Say we decided to inject sulfates into the atmosphere on a “small scale” in order to see if we could reduce the amount of solar radiation reaching the Earth’s surface. The risks of even a theoretically controlled experiment could be significant. Thanks to a study that also came out last week, we know that the increase in aerosol emissions in Europe and North America during the Industrial Revolution altered precipitation patterns in the northern tropics, contributing to a “substantial drying trend” after 1850.

The impacts of climate change and, by extension, climate engineering, are so distant in time and space that we would have no way of knowing exacting where, when, and how the potential consequences of this kind of experiment would play out. What if a prolonged drought occurred in the Caribbean or the monsoon shifted dramatically in South Asia? We would be unable to pinpoint the cause of such a change – whether natural or manmade – for several months or years.

And, during this period, all sorts of social and political consequences could occur. We already know, for instance, that aerosol pollution from India has intensified tropical cyclones in the Arabian Sea, including a category 4 cyclone that hit Pakistan in June 2010. Pakistan is already acutely aware of the impacts of drifting air pollution from India. What if the country experienced another disaster on the scale of the 2010 Indus River floods and decided that Indian interference in the atmosphere was to blame?

As Maas and Comardicea argue,

Even if there may be no direct connection between a state’s regional climate engineering scheme and the crop failure of another state, it may provide a convenient scapegoat and lead to increased tensions…The possibility of unilaterally implemented climate engineering, either via world powers or smaller coalitions of states, may thus lead to a “climate control race.” In the same way that states raced to develop arsenals of nuclear weapons during the Cold War, states may compete to develop and control climate engineering technology.

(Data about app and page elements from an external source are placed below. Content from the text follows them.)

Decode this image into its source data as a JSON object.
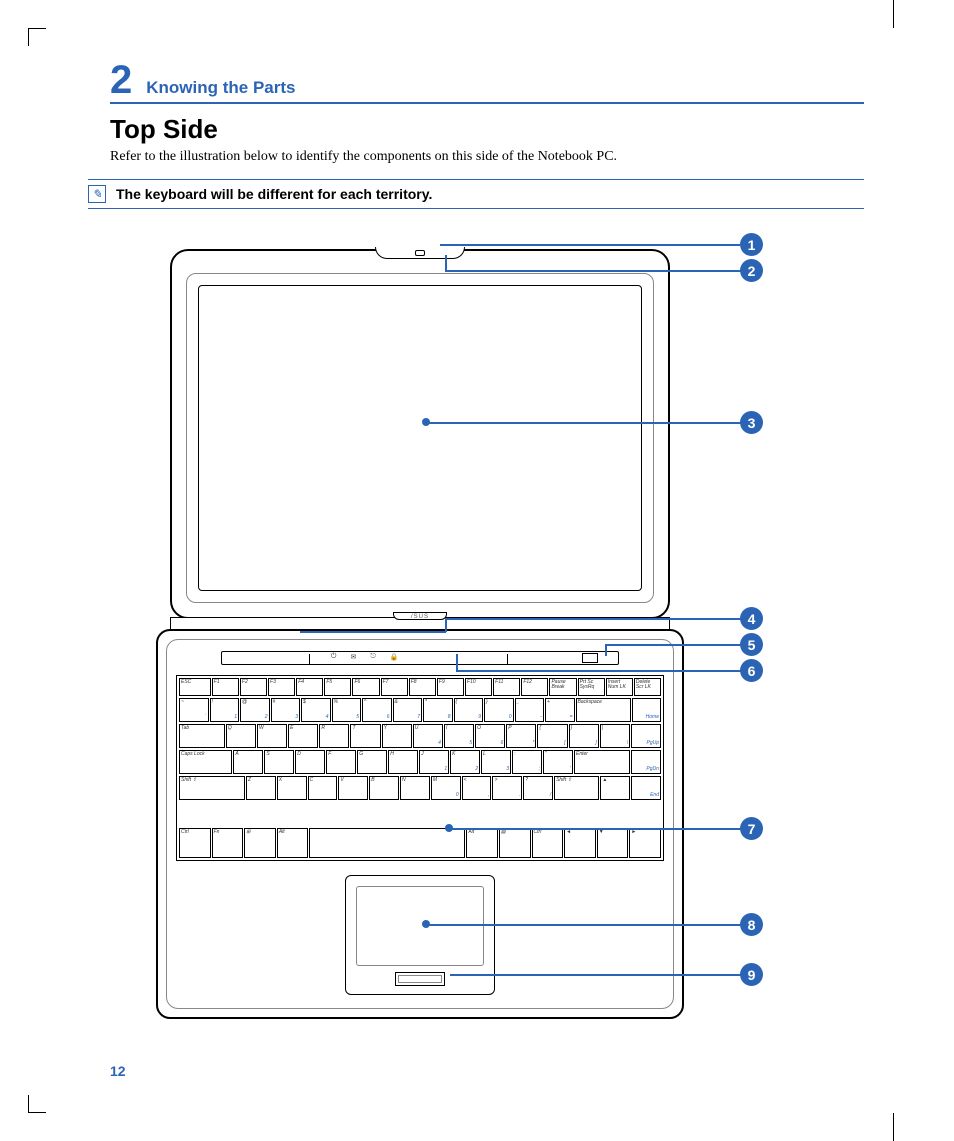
{
  "chapter": {
    "number": "2",
    "title": "Knowing the Parts"
  },
  "section": {
    "title": "Top Side",
    "intro": "Refer to the illustration below to identify the components on this side of the Notebook PC."
  },
  "note": {
    "icon": "✎",
    "text": "The keyboard will be different for each territory."
  },
  "logo": "/SUS",
  "callouts": [
    "1",
    "2",
    "3",
    "4",
    "5",
    "6",
    "7",
    "8",
    "9"
  ],
  "page_number": "12",
  "keyboard": {
    "row0": [
      "ESC",
      "F1",
      "F2",
      "F3",
      "F4",
      "F5",
      "F6",
      "F7",
      "F8",
      "F9",
      "F10",
      "F11",
      "F12",
      "Pause Break",
      "Prt Sc SysRq",
      "Insert Num LK",
      "Delete Scr LK"
    ],
    "row1": [
      [
        "~",
        "`"
      ],
      [
        "!",
        "1"
      ],
      [
        "@",
        "2"
      ],
      [
        "#",
        "3"
      ],
      [
        "$",
        "4"
      ],
      [
        "%",
        "5"
      ],
      [
        "^",
        "6"
      ],
      [
        "&",
        "7"
      ],
      [
        "*",
        "8"
      ],
      [
        "(",
        "9"
      ],
      [
        ")",
        "0"
      ],
      [
        "_",
        "-"
      ],
      [
        "+",
        "="
      ],
      [
        "Backspace",
        ""
      ],
      [
        "",
        "Home"
      ]
    ],
    "row2": [
      [
        "Tab",
        ""
      ],
      [
        "Q",
        ""
      ],
      [
        "W",
        ""
      ],
      [
        "E",
        ""
      ],
      [
        "R",
        ""
      ],
      [
        "T",
        ""
      ],
      [
        "Y",
        ""
      ],
      [
        "U",
        "4"
      ],
      [
        "I",
        "5"
      ],
      [
        "O",
        "6"
      ],
      [
        "P",
        "*"
      ],
      [
        "{",
        "["
      ],
      [
        "}",
        "]"
      ],
      [
        "|",
        "\\"
      ],
      [
        "",
        "PgUp"
      ]
    ],
    "row3": [
      [
        "Caps Lock",
        ""
      ],
      [
        "A",
        ""
      ],
      [
        "S",
        ""
      ],
      [
        "D",
        ""
      ],
      [
        "F",
        ""
      ],
      [
        "G",
        ""
      ],
      [
        "H",
        ""
      ],
      [
        "J",
        "1"
      ],
      [
        "K",
        "2"
      ],
      [
        "L",
        "3"
      ],
      [
        ":",
        ";"
      ],
      [
        "\"",
        "'"
      ],
      [
        "Enter",
        ""
      ],
      [
        "",
        "PgDn"
      ]
    ],
    "row4": [
      [
        "Shift ⇧",
        ""
      ],
      [
        "Z",
        ""
      ],
      [
        "X",
        ""
      ],
      [
        "C",
        ""
      ],
      [
        "V",
        ""
      ],
      [
        "B",
        ""
      ],
      [
        "N",
        ""
      ],
      [
        "M",
        "0"
      ],
      [
        "<",
        ","
      ],
      [
        ">",
        "."
      ],
      [
        "?",
        "/"
      ],
      [
        "Shift ⇧",
        ""
      ],
      [
        "▲",
        ""
      ],
      [
        "",
        "End"
      ]
    ],
    "row5": [
      [
        "Ctrl",
        ""
      ],
      [
        "Fn",
        ""
      ],
      [
        "⊞",
        ""
      ],
      [
        "Alt",
        ""
      ],
      [
        "",
        ""
      ],
      [
        "Alt",
        ""
      ],
      [
        "▤",
        ""
      ],
      [
        "Ctrl",
        ""
      ],
      [
        "◄",
        ""
      ],
      [
        "▼",
        ""
      ],
      [
        "►",
        ""
      ]
    ]
  }
}
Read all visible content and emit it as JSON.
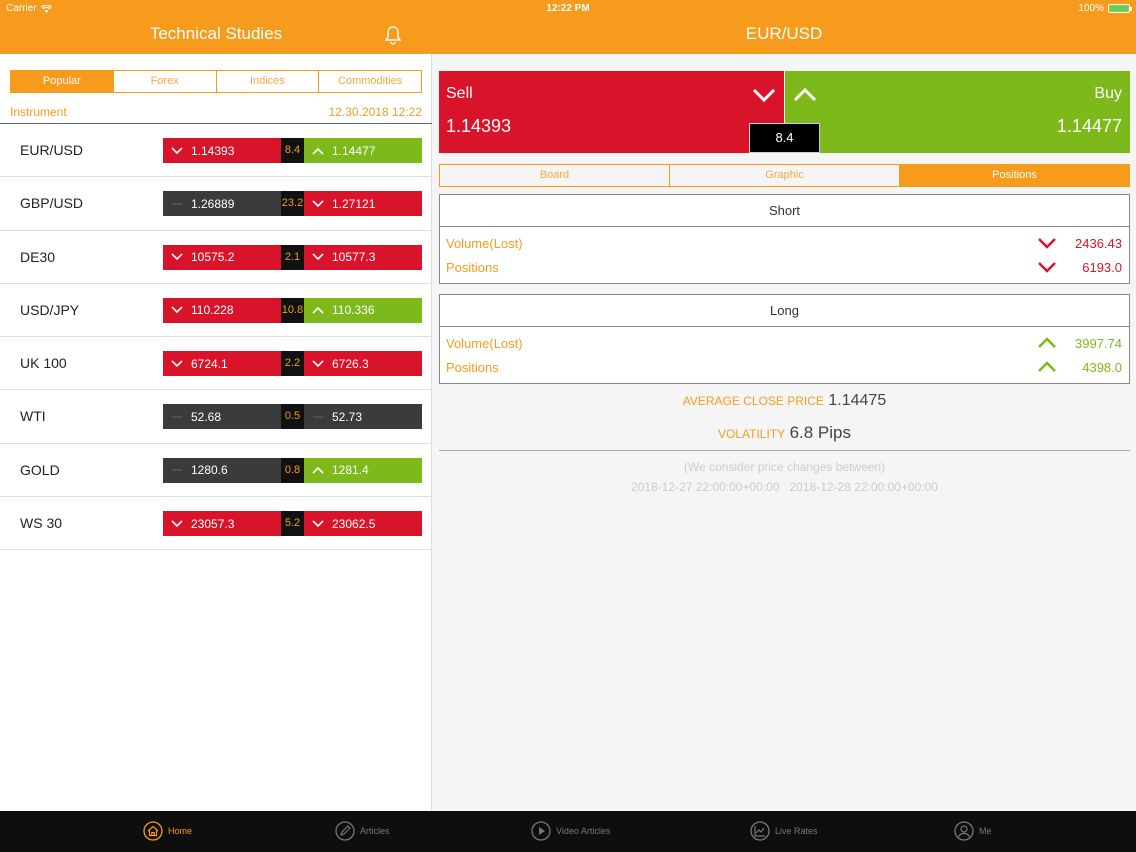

There is already a track record to suggest that states can use weather as a tool of war. The US employed cloud seeding techniques from 1967-1972 as part of “Operation Popeye” to try and interrupt movement along the Ho Chi Minh Trail. Such actions directly led to the 1978 Environmental Modification Convention (ENMOD), which barred the using environmental modification to cause harm. But even ENMOD has not halted efforts to control the weather. China, for instance, has widely employed cloud seeding, most famously to clear the skies over Beijing in the run up to the 2008 Olympics.

Governance before research

With all of these potential consequences in mind, what do Maas and Comardicea recommend to stave off the worst effects of climate engineering? In a word, governance:

To reduce the conflict potential of climate engineering, a transparent international dialogue on the research and applications of climate engineering technologies is crucial prior to any field research (emphasis added). Ongoing talks and deliberations should involve a wide variety of stakeholders, and critically evaluate the potential technological benefits and pitfalls, as well as the regulatory development of the range of climate engineering techniques…

In conclusion, the NRC is wrong here. We need governance, first and foremost, before undertaking research and absolutely before trying out any of these crazy ass schemes in the real world. The risks are too great to play it by the seat of our pants. I’m not here to say that we should never employ geoengineering at any point, for any reason. I think it’s a terrible idea with a dramatic downside, but there may come a time when we have no choice. Then, and only then – as a very last resort – should we be ready to employ it. But we are a long way from that point, and we are still a long way from reaching the day at which we can even begin to researching to prepare for this day. Let’s get through Paris first without saddling this conference with yet another intractable problem.